[DATA EXTRACTS]

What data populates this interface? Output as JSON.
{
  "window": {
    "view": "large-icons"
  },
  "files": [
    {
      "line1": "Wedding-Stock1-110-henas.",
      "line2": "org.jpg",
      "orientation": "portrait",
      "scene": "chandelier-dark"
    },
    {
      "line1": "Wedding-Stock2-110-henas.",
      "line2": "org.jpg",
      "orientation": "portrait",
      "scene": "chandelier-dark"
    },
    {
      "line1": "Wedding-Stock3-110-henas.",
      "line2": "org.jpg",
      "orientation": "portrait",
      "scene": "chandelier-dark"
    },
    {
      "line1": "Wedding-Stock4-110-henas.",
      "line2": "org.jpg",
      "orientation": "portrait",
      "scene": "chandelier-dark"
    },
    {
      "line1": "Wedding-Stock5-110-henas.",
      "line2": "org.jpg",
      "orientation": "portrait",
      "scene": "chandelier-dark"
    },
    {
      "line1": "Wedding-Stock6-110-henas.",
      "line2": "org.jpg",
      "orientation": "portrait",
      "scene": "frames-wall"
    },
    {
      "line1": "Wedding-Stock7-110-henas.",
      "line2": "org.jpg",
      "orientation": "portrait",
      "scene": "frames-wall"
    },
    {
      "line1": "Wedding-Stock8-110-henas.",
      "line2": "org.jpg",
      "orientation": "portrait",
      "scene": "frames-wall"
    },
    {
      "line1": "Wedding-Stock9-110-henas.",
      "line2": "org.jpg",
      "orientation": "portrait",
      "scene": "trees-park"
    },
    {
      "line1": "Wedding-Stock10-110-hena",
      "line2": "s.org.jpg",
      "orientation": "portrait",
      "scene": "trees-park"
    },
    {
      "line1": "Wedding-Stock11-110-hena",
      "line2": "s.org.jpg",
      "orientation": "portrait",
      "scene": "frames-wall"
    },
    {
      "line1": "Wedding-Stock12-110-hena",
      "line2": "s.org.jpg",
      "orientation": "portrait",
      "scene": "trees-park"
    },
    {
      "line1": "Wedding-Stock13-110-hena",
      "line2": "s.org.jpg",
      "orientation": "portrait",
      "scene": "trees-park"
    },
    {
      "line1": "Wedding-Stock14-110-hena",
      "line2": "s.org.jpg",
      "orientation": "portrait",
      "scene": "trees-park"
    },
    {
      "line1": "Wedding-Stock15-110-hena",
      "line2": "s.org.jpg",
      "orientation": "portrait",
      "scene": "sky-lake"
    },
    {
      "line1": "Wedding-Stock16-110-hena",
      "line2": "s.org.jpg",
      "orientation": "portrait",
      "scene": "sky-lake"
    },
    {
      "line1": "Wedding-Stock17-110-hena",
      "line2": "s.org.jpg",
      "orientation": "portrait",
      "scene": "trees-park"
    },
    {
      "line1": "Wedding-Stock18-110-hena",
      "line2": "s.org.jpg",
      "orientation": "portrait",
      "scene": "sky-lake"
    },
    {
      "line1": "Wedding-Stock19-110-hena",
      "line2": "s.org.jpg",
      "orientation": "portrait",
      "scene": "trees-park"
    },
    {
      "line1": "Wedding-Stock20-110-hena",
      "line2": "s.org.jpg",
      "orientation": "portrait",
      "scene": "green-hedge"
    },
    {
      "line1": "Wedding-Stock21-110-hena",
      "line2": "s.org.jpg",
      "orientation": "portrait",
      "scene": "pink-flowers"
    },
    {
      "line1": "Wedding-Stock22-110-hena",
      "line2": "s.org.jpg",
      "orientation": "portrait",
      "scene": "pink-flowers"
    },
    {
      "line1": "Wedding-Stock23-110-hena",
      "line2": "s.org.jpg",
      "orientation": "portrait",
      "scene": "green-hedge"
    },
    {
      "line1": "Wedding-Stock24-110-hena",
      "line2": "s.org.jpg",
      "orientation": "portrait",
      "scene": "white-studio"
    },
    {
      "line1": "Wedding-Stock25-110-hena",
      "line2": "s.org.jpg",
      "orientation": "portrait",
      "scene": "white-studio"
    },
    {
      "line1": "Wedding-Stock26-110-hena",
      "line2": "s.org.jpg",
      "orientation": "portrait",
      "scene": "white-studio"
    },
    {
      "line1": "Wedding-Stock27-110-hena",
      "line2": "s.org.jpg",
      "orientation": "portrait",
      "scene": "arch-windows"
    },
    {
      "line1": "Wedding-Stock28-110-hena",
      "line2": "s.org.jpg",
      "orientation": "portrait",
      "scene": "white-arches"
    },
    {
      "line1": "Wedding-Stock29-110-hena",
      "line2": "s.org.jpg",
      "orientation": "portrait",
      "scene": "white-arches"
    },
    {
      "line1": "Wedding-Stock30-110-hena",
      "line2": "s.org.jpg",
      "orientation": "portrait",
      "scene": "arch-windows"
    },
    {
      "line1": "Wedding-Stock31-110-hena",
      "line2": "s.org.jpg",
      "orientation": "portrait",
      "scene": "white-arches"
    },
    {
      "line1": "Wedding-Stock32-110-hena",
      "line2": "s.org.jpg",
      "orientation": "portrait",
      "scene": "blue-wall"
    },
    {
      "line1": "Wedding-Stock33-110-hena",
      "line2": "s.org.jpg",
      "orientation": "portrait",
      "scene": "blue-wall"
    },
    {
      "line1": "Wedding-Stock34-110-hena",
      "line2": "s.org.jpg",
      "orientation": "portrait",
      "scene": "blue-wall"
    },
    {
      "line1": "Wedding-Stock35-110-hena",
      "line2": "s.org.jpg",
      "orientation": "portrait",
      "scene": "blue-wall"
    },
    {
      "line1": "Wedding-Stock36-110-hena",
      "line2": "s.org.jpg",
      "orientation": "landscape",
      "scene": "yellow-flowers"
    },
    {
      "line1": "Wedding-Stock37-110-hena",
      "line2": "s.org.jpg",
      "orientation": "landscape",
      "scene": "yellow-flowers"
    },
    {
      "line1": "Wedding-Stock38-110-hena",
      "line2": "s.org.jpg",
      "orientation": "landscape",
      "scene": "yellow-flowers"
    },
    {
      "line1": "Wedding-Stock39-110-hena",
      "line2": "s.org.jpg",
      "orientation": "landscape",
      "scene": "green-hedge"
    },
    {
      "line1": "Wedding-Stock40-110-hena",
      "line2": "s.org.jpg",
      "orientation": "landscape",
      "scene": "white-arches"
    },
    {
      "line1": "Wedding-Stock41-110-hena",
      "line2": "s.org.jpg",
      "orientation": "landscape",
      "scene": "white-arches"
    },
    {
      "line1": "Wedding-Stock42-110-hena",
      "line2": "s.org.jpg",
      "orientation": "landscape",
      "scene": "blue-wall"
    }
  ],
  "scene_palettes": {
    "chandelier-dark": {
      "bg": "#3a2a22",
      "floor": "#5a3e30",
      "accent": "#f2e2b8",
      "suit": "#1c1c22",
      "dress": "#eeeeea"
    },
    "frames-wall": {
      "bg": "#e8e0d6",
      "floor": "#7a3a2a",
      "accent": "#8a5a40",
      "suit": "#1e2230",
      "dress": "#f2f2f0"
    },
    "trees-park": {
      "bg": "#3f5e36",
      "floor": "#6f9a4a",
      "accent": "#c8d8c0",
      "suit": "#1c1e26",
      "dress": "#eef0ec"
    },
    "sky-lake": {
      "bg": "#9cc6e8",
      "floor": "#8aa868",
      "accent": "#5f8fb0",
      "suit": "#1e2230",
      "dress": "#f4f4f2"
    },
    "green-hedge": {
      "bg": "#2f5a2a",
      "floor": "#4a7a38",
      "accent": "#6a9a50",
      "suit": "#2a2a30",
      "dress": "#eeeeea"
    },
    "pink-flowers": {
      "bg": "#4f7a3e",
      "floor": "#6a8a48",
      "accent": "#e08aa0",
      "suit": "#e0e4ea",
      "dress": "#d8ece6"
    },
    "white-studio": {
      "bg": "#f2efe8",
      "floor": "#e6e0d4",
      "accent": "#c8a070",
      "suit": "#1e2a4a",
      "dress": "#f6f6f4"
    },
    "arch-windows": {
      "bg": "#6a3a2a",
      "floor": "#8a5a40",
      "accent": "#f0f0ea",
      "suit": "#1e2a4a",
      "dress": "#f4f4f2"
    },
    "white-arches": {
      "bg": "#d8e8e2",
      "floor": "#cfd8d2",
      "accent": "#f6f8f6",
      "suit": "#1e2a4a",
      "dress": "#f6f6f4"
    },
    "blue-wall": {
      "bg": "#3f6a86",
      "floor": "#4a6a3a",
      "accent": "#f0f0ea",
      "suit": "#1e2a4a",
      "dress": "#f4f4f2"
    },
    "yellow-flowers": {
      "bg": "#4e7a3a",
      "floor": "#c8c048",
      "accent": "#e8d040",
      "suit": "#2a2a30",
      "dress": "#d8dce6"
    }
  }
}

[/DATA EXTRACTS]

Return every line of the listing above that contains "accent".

      "accent": "#f2e2b8",
      "accent": "#8a5a40",
      "accent": "#c8d8c0",
      "accent": "#5f8fb0",
      "accent": "#6a9a50",
      "accent": "#e08aa0",
      "accent": "#c8a070",
      "accent": "#f0f0ea",
      "accent": "#f6f8f6",
      "accent": "#f0f0ea",
      "accent": "#e8d040",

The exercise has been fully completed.